Protecting the youngest refugees this winter — and beyond

It’s part of our focus on helping the youngest refugees, like Ibrahim. The winter weather is an urgent concern, but we also continue our programs that give kids a safe place to heal and learn year-round.

Q+A: How our work helps children heal from trauma

Ibrahim now spends most mornings doing art projects or playing on the playground at Dream Land, Mercy Corps’ main activity tent. “I’m building more houses now with Legos, and I’m drawing and painting more too,” he told me.

At Dream Land and our other child-friendly spaces throughout Zaatari, Mercy Corps provides the children with arts and sports programs throughout the day, developing their skills and giving them a sense of normalcy and childhood away from the crisis at home.

It’s obvious that Ibrahim has developed a routine that makes him happy since we last met. Talking about what’s new, Ibrahim explained, “It’s better than before, in every way. We have school now.”

The longer Syrians remain refugees, the more concern there is that youth will grow up without a proper education. Increased funding has allowed more schools to open in Zaatari. Ibrahim now attends an afternoon session of classes.

“School is my favorite thing because they give us cookies — biscuits with dates,” he explained on the walk to his classroom at noon.” We’re learning how to read and learning letters in English.”

“Have you made new friends?” I asked.

“I have two new friends,” he answered. “They are from the same village in Syria.
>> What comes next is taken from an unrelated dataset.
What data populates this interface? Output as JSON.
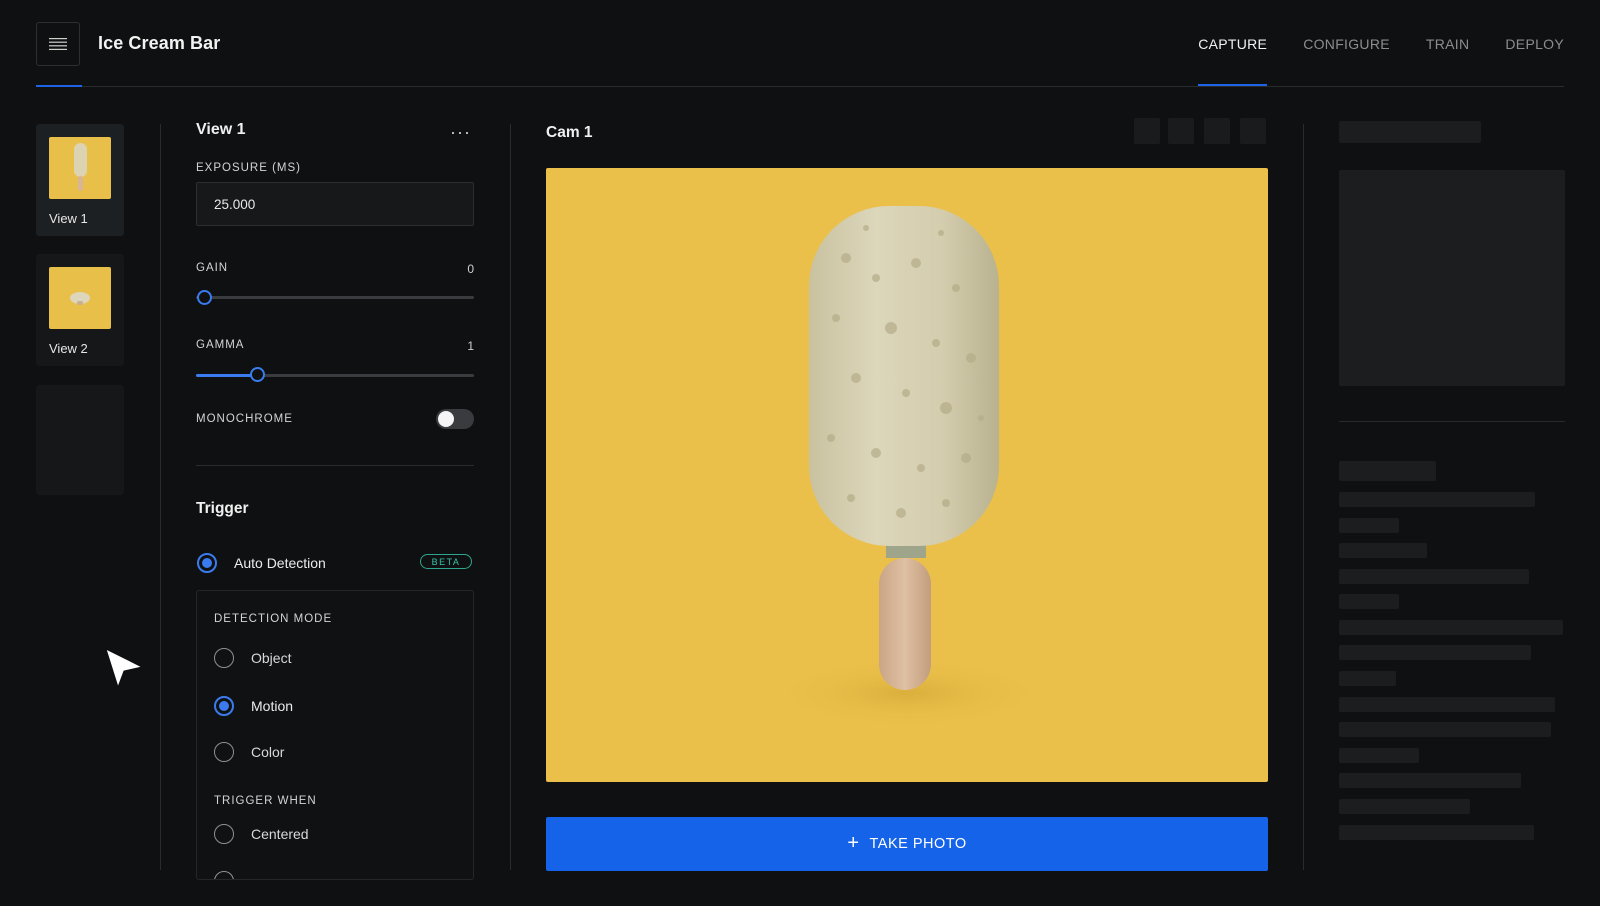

I met them in class.”

At 4pm Ibrahim came home with a smile on his face. “We have homework today in English!” he happily shared.

I asked Ibrahim the usual adult question: “What did you learn in school today?”

With patience he told me, “Today we had reading in Arabic. We read a story about community.”

Ibrahim is lucky to live in an area of camp where he is surrounded by his family — aunts, uncles and cousins around his age — and to have a built-in community. But even when his father and older brother, who stayed behind in Syria, arrive to spend the winter with their family, Zaatari is not the same as the comfort and security of home.

When I asked Ibrahim what he misses in Syria, his answer was simple: “My home. I like to stay at home. I miss home.”

How you can help

  • Learn more about how we're protecting Syria's children. Share Ibrahim's story and others to raise awareness and support for a generation that needs our help to recover.

  • You can help us reach even more children in Jordan, Lebanon and Iraq with the support and protection they need to survive crises and have hope for the future. Donate today ▸